> [Task details]
Wherever the string "icon" shows up in the records below, return that line.

Data entries
= Beginning of Section =

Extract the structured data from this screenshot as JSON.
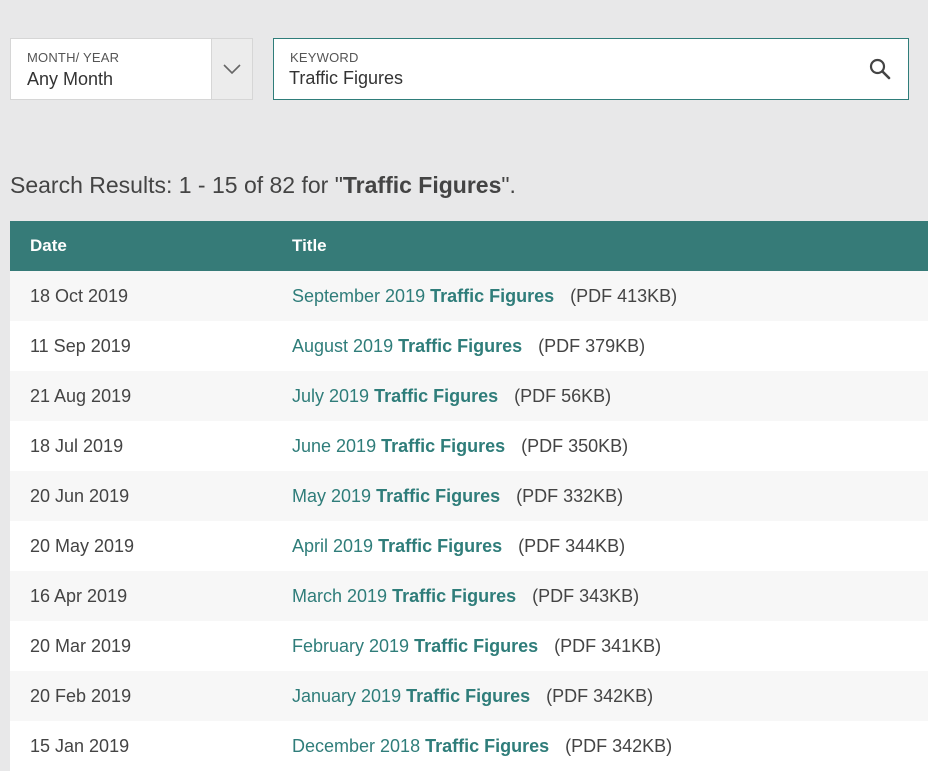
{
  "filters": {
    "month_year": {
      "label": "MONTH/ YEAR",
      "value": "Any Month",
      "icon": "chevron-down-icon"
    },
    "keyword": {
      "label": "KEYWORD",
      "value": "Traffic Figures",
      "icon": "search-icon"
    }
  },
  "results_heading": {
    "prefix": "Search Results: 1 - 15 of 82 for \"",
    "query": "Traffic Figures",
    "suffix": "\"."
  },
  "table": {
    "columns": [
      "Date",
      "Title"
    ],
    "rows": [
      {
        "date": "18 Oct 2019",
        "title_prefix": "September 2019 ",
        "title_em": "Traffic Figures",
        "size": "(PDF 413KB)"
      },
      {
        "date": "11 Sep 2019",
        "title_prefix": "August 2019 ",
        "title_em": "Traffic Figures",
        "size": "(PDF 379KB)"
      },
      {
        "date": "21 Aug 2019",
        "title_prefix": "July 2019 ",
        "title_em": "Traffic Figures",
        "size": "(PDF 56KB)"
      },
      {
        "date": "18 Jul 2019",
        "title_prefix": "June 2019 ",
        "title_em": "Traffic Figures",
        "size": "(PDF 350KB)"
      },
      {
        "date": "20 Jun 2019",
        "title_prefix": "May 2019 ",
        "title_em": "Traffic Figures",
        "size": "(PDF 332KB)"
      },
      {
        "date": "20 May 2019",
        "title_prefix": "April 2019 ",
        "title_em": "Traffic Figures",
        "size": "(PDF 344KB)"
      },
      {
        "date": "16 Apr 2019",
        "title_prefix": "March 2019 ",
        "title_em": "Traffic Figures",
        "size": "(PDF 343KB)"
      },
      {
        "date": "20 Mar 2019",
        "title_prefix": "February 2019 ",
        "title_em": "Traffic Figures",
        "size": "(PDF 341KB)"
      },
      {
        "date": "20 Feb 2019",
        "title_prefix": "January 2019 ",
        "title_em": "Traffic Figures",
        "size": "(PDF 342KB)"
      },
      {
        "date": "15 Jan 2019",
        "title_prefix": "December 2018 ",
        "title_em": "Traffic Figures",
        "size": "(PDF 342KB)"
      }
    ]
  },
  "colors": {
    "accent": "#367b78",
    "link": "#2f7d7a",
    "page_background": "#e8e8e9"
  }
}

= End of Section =

> [Solution for this exercise]
      "icon": "chevron-down-icon"
      "icon": "search-icon"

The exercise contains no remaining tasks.